Task description: Without including any pictures, please copy every entry below exactly.

Dataset rows for apps and sites:

════

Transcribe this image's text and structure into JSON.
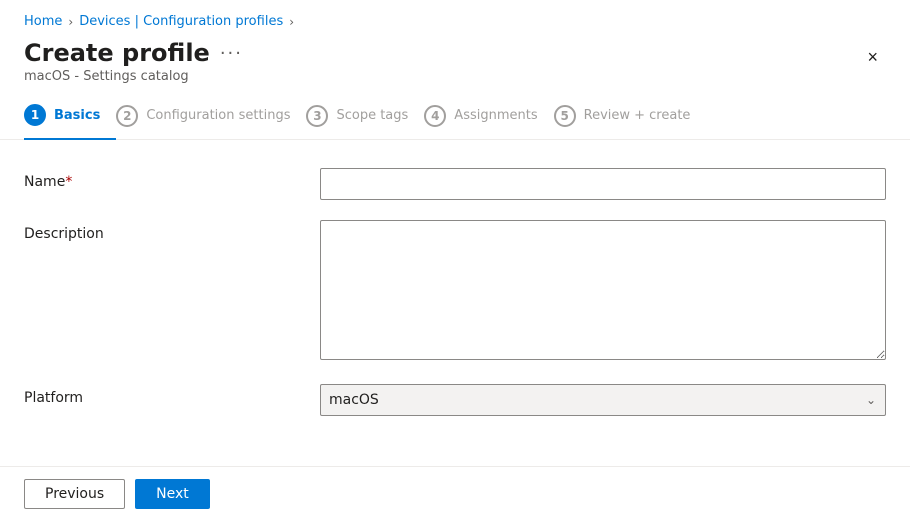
{
  "breadcrumb": {
    "items": [
      {
        "label": "Home",
        "id": "home"
      },
      {
        "label": "Devices | Configuration profiles",
        "id": "devices-config"
      }
    ],
    "separators": [
      ">",
      ">"
    ]
  },
  "header": {
    "title": "Create profile",
    "more_icon": "···",
    "subtitle": "macOS - Settings catalog",
    "close_icon": "×"
  },
  "steps": [
    {
      "number": "1",
      "label": "Basics",
      "active": true
    },
    {
      "number": "2",
      "label": "Configuration settings",
      "active": false
    },
    {
      "number": "3",
      "label": "Scope tags",
      "active": false
    },
    {
      "number": "4",
      "label": "Assignments",
      "active": false
    },
    {
      "number": "5",
      "label": "Review + create",
      "active": false
    }
  ],
  "form": {
    "name_label": "Name",
    "name_required": "*",
    "name_placeholder": "",
    "description_label": "Description",
    "description_placeholder": "",
    "platform_label": "Platform",
    "platform_value": "macOS",
    "platform_options": [
      "macOS"
    ]
  },
  "footer": {
    "previous_label": "Previous",
    "next_label": "Next"
  }
}
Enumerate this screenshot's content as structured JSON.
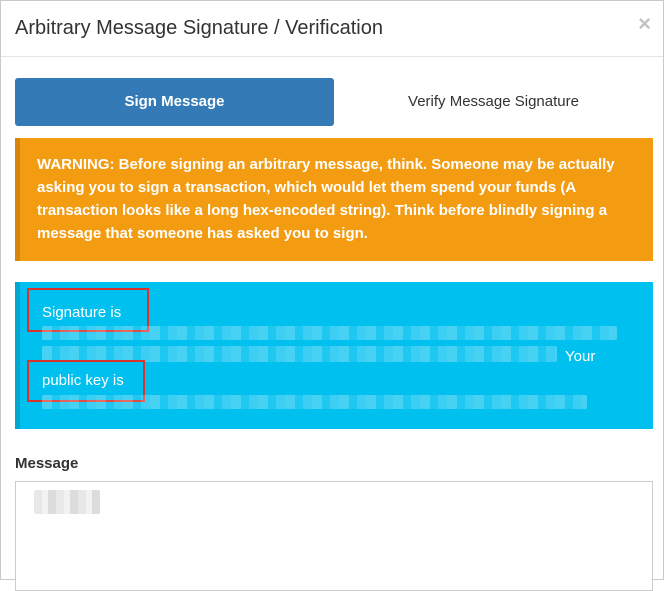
{
  "modal": {
    "title": "Arbitrary Message Signature / Verification",
    "close_glyph": "×"
  },
  "tabs": [
    {
      "label": "Sign Message",
      "active": true
    },
    {
      "label": "Verify Message Signature",
      "active": false
    }
  ],
  "warning": {
    "text": "WARNING: Before signing an arbitrary message, think. Someone may be actually asking you to sign a transaction, which would let them spend your funds (A transaction looks like a long hex-encoded string). Think before blindly signing a message that someone has asked you to sign."
  },
  "result": {
    "signature_label": "Signature is",
    "your_label": "Your",
    "public_key_label": "public key is"
  },
  "message": {
    "label": "Message"
  },
  "colors": {
    "primary": "#337ab7",
    "warning": "#f39c12",
    "info": "#00c0ef",
    "highlight": "#d9342b"
  }
}
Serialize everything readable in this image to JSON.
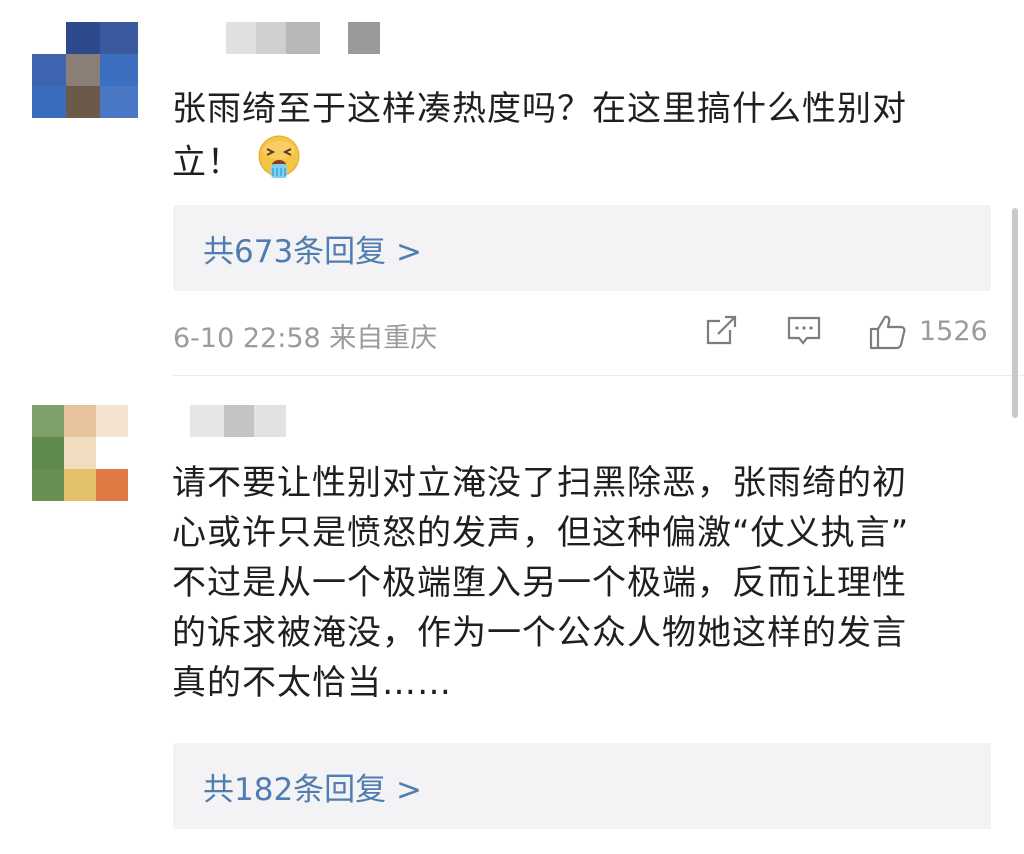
{
  "comments": [
    {
      "avatar_colors": [
        "#ffffff",
        "#2e4a8f",
        "#3a5aa0",
        "#3f65b0",
        "#8a7f76",
        "#3d6fc0",
        "#3a6cbd",
        "#6b5a4a",
        "#4a78c4"
      ],
      "name_blur_colors": [
        "#e0e0e0",
        "#cfcfcf",
        "#b7b7b7",
        "#ffffff",
        "#9a9a9a"
      ],
      "text_line1": "张雨绮至于这样凑热度吗？在这里搞什么性别对",
      "text_line2": "立！",
      "emoji": "vomiting-face-icon",
      "reply_label": "共673条回复 >",
      "meta": "6-10 22:58  来自重庆",
      "like_count": "1526"
    },
    {
      "avatar_colors": [
        "#7ea16b",
        "#e8c29a",
        "#f4e3d1",
        "#5f8a4d",
        "#f2dcc0",
        "#ffffff",
        "#6a8f52",
        "#e3c16a",
        "#e07a45"
      ],
      "name_blur_colors": [
        "#e6e6e6",
        "#c4c4c4",
        "#e2e2e2"
      ],
      "text_lines": [
        "请不要让性别对立淹没了扫黑除恶，张雨绮的初",
        "心或许只是愤怒的发声，但这种偏激“仗义执言”",
        "不过是从一个极端堕入另一个极端，反而让理性",
        "的诉求被淹没，作为一个公众人物她这样的发言",
        "真的不太恰当……"
      ],
      "reply_label": "共182条回复 >"
    }
  ],
  "icons": {
    "share": "share-icon",
    "comment": "comment-icon",
    "like": "thumbs-up-icon"
  },
  "colors": {
    "link": "#507daf",
    "meta": "#9b9b9b",
    "reply_bg": "#f3f3f5"
  }
}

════

Result of the exercise:
Transcribe this image's text and structure into JSON.
{
  "breadcrumb": {
    "items": [
      {
        "label": "Home",
        "id": "home"
      },
      {
        "label": "Devices | Configuration profiles",
        "id": "devices-config"
      }
    ],
    "separators": [
      ">",
      ">"
    ]
  },
  "header": {
    "title": "Create profile",
    "more_icon": "···",
    "subtitle": "macOS - Settings catalog",
    "close_icon": "×"
  },
  "steps": [
    {
      "number": "1",
      "label": "Basics",
      "active": true
    },
    {
      "number": "2",
      "label": "Configuration settings",
      "active": false
    },
    {
      "number": "3",
      "label": "Scope tags",
      "active": false
    },
    {
      "number": "4",
      "label": "Assignments",
      "active": false
    },
    {
      "number": "5",
      "label": "Review + create",
      "active": false
    }
  ],
  "form": {
    "name_label": "Name",
    "name_required": "*",
    "name_placeholder": "",
    "description_label": "Description",
    "description_placeholder": "",
    "platform_label": "Platform",
    "platform_value": "macOS",
    "platform_options": [
      "macOS"
    ]
  },
  "footer": {
    "previous_label": "Previous",
    "next_label": "Next"
  }
}
Enumerate this screenshot's content as structured JSON.
{
  "modal": {
    "title": "Arbitrary Message Signature / Verification",
    "close_glyph": "×"
  },
  "tabs": [
    {
      "label": "Sign Message",
      "active": true
    },
    {
      "label": "Verify Message Signature",
      "active": false
    }
  ],
  "warning": {
    "text": "WARNING: Before signing an arbitrary message, think. Someone may be actually asking you to sign a transaction, which would let them spend your funds (A transaction looks like a long hex-encoded string). Think before blindly signing a message that someone has asked you to sign."
  },
  "result": {
    "signature_label": "Signature is",
    "your_label": "Your",
    "public_key_label": "public key is"
  },
  "message": {
    "label": "Message"
  },
  "colors": {
    "primary": "#337ab7",
    "warning": "#f39c12",
    "info": "#00c0ef",
    "highlight": "#d9342b"
  }
}
Serialize everything readable in this image to JSON.
{
  "comments": [
    {
      "avatar_colors": [
        "#ffffff",
        "#2e4a8f",
        "#3a5aa0",
        "#3f65b0",
        "#8a7f76",
        "#3d6fc0",
        "#3a6cbd",
        "#6b5a4a",
        "#4a78c4"
      ],
      "name_blur_colors": [
        "#e0e0e0",
        "#cfcfcf",
        "#b7b7b7",
        "#ffffff",
        "#9a9a9a"
      ],
      "text_line1": "张雨绮至于这样凑热度吗？在这里搞什么性别对",
      "text_line2": "立！",
      "emoji": "vomiting-face-icon",
      "reply_label": "共673条回复 >",
      "meta": "6-10 22:58  来自重庆",
      "like_count": "1526"
    },
    {
      "avatar_colors": [
        "#7ea16b",
        "#e8c29a",
        "#f4e3d1",
        "#5f8a4d",
        "#f2dcc0",
        "#ffffff",
        "#6a8f52",
        "#e3c16a",
        "#e07a45"
      ],
      "name_blur_colors": [
        "#e6e6e6",
        "#c4c4c4",
        "#e2e2e2"
      ],
      "text_lines": [
        "请不要让性别对立淹没了扫黑除恶，张雨绮的初",
        "心或许只是愤怒的发声，但这种偏激“仗义执言”",
        "不过是从一个极端堕入另一个极端，反而让理性",
        "的诉求被淹没，作为一个公众人物她这样的发言",
        "真的不太恰当……"
      ],
      "reply_label": "共182条回复 >"
    }
  ],
  "icons": {
    "share": "share-icon",
    "comment": "comment-icon",
    "like": "thumbs-up-icon"
  },
  "colors": {
    "link": "#507daf",
    "meta": "#9b9b9b",
    "reply_bg": "#f3f3f5"
  }
}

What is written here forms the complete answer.